[AIM OF THE EXERCISE] When you come to a picture, pass over it, and set down the entries below exactly.

::::

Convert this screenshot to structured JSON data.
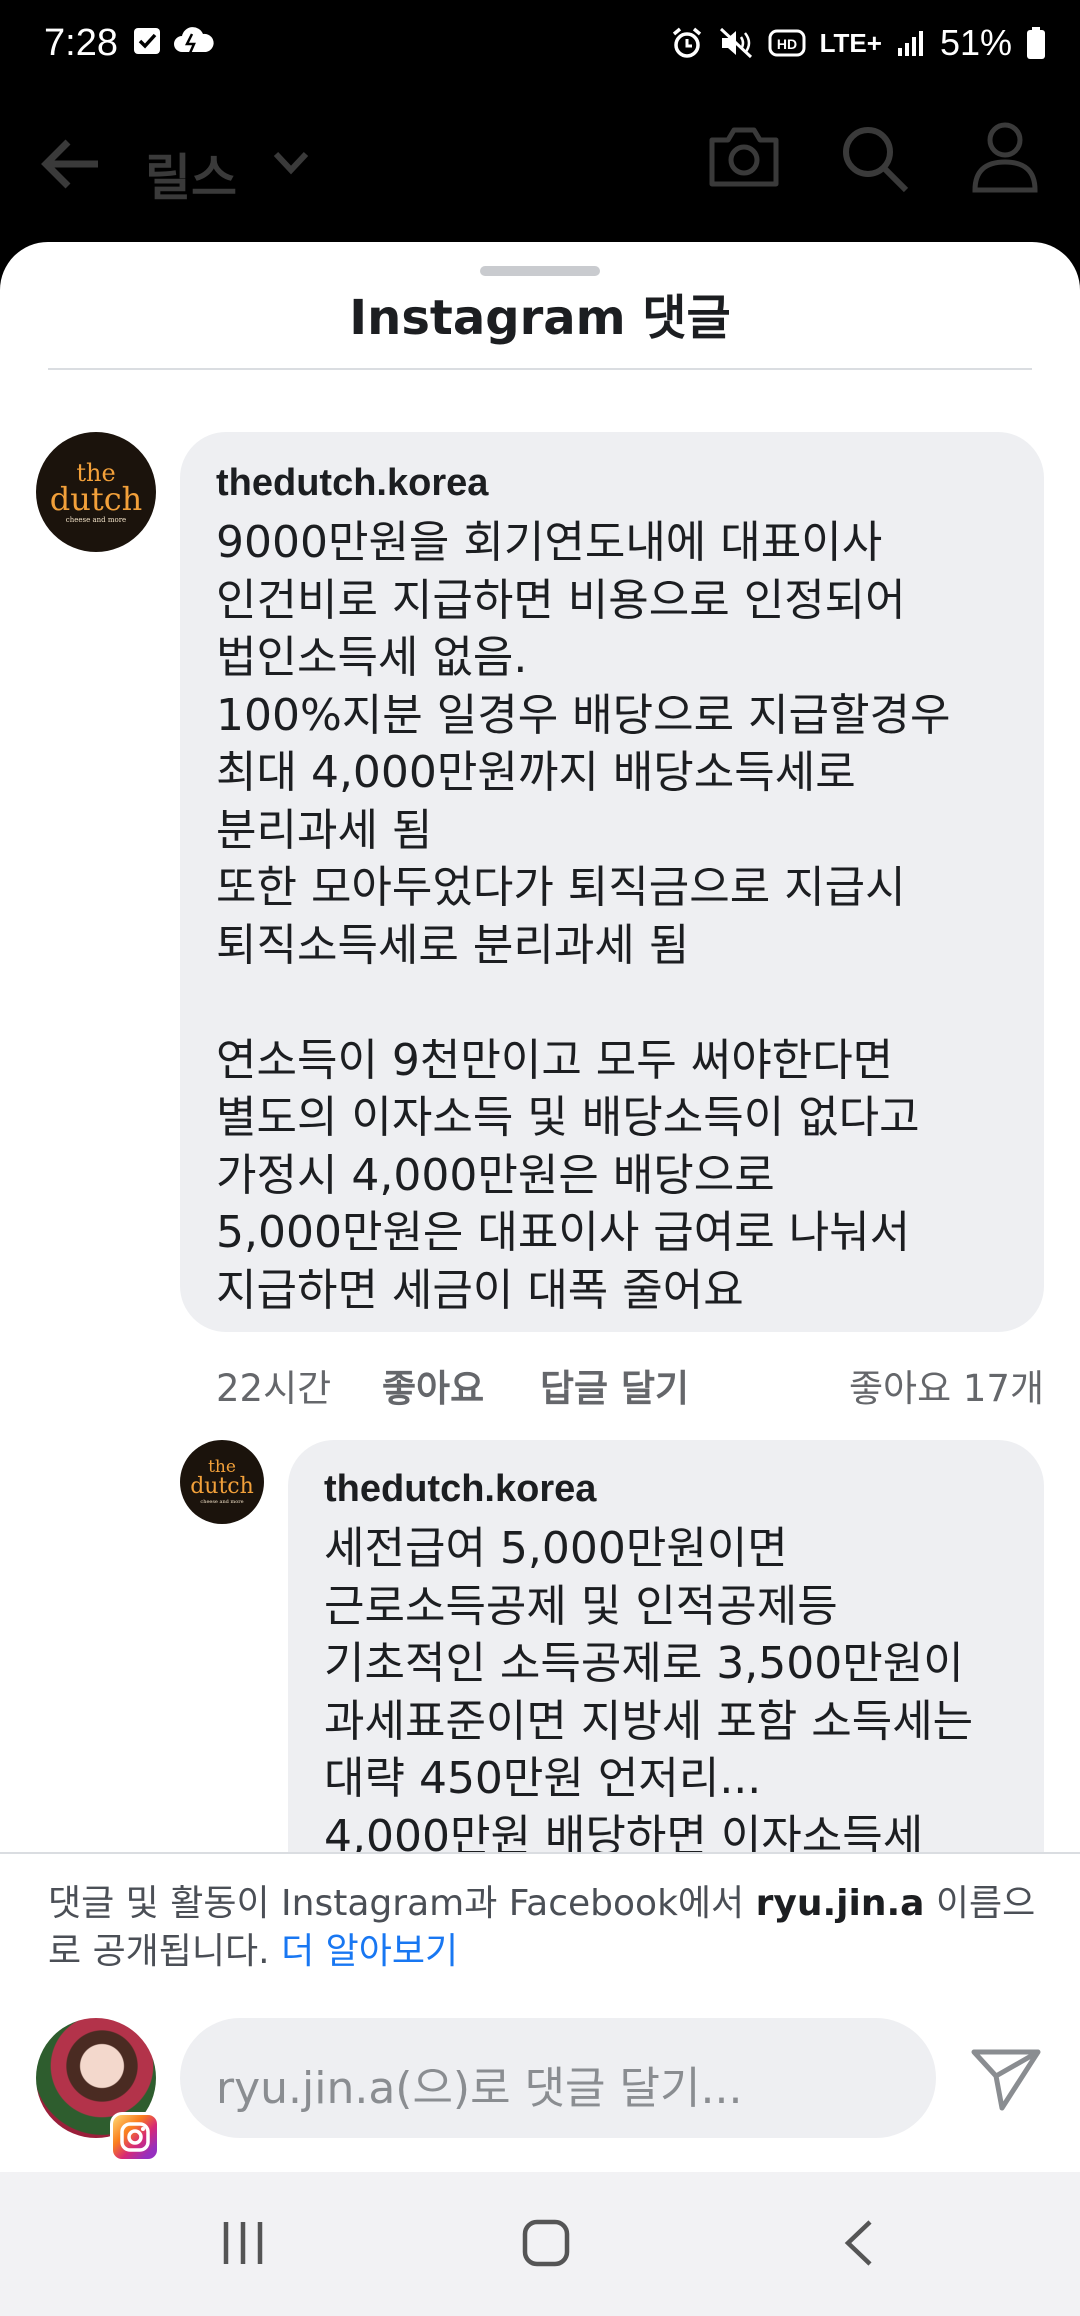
{
  "status_bar": {
    "time": "7:28",
    "network": "LTE+",
    "battery": "51%"
  },
  "background_app": {
    "title": "릴스"
  },
  "sheet": {
    "title": "Instagram 댓글"
  },
  "comments": [
    {
      "author": "thedutch.korea",
      "text": "9000만원을 회기연도내에 대표이사\n인건비로 지급하면 비용으로 인정되어\n법인소득세 없음.\n100%지분 일경우 배당으로 지급할경우\n최대 4,000만원까지 배당소득세로\n분리과세 됨\n또한 모아두었다가 퇴직금으로 지급시\n퇴직소득세로 분리과세 됨\n\n연소득이 9천만이고 모두 써야한다면\n별도의 이자소득 및 배당소득이 없다고\n가정시 4,000만원은 배당으로\n5,000만원은 대표이사 급여로 나눠서\n지급하면 세금이 대폭 줄어요",
      "time": "22시간",
      "like_label": "좋아요",
      "reply_label": "답글 달기",
      "likes": "좋아요 17개"
    },
    {
      "author": "thedutch.korea",
      "text": "세전급여 5,000만원이면\n근로소득공제 및 인적공제등\n기초적인 소득공제로 3,500만원이\n과세표준이면 지방세 포함 소득세는\n대략 450만원 언저리...\n4,000만원 배당하면 이자소득세"
    }
  ],
  "avatar_logo": {
    "line1": "the",
    "line2": "dutch",
    "line3": "cheese and more"
  },
  "footer": {
    "notice_pre": "댓글 및 활동이 Instagram과 Facebook에서 ",
    "notice_user": "ryu.jin.a",
    "notice_mid": " 이름으로 공개됩니다. ",
    "notice_link": "더 알아보기",
    "input_placeholder": "ryu.jin.a(으)로 댓글 달기..."
  },
  "icons": {
    "status_left": [
      "checkbox-icon",
      "cloud-icon"
    ],
    "status_right": [
      "alarm-icon",
      "mute-icon",
      "hd-icon",
      "signal-icon",
      "battery-icon"
    ],
    "app_bar": [
      "back-arrow-icon",
      "chevron-down-icon",
      "camera-icon",
      "search-icon",
      "profile-icon"
    ],
    "nav": [
      "recent-apps-icon",
      "home-icon",
      "back-icon"
    ],
    "send": "send-icon",
    "instagram": "instagram-icon"
  },
  "colors": {
    "link": "#1877f2",
    "bubble": "#eeeff2",
    "logo_orange": "#f2a03a"
  }
}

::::

[RESULT]
Convert this screenshot to structured JSON data.
{
  "status_bar": {
    "time": "7:28",
    "network": "LTE+",
    "battery": "51%"
  },
  "background_app": {
    "title": "릴스"
  },
  "sheet": {
    "title": "Instagram 댓글"
  },
  "comments": [
    {
      "author": "thedutch.korea",
      "text": "9000만원을 회기연도내에 대표이사\n인건비로 지급하면 비용으로 인정되어\n법인소득세 없음.\n100%지분 일경우 배당으로 지급할경우\n최대 4,000만원까지 배당소득세로\n분리과세 됨\n또한 모아두었다가 퇴직금으로 지급시\n퇴직소득세로 분리과세 됨\n\n연소득이 9천만이고 모두 써야한다면\n별도의 이자소득 및 배당소득이 없다고\n가정시 4,000만원은 배당으로\n5,000만원은 대표이사 급여로 나눠서\n지급하면 세금이 대폭 줄어요",
      "time": "22시간",
      "like_label": "좋아요",
      "reply_label": "답글 달기",
      "likes": "좋아요 17개"
    },
    {
      "author": "thedutch.korea",
      "text": "세전급여 5,000만원이면\n근로소득공제 및 인적공제등\n기초적인 소득공제로 3,500만원이\n과세표준이면 지방세 포함 소득세는\n대략 450만원 언저리...\n4,000만원 배당하면 이자소득세"
    }
  ],
  "avatar_logo": {
    "line1": "the",
    "line2": "dutch",
    "line3": "cheese and more"
  },
  "footer": {
    "notice_pre": "댓글 및 활동이 Instagram과 Facebook에서 ",
    "notice_user": "ryu.jin.a",
    "notice_mid": " 이름으로 공개됩니다. ",
    "notice_link": "더 알아보기",
    "input_placeholder": "ryu.jin.a(으)로 댓글 달기..."
  },
  "icons": {
    "status_left": [
      "checkbox-icon",
      "cloud-icon"
    ],
    "status_right": [
      "alarm-icon",
      "mute-icon",
      "hd-icon",
      "signal-icon",
      "battery-icon"
    ],
    "app_bar": [
      "back-arrow-icon",
      "chevron-down-icon",
      "camera-icon",
      "search-icon",
      "profile-icon"
    ],
    "nav": [
      "recent-apps-icon",
      "home-icon",
      "back-icon"
    ],
    "send": "send-icon",
    "instagram": "instagram-icon"
  },
  "colors": {
    "link": "#1877f2",
    "bubble": "#eeeff2",
    "logo_orange": "#f2a03a"
  }
}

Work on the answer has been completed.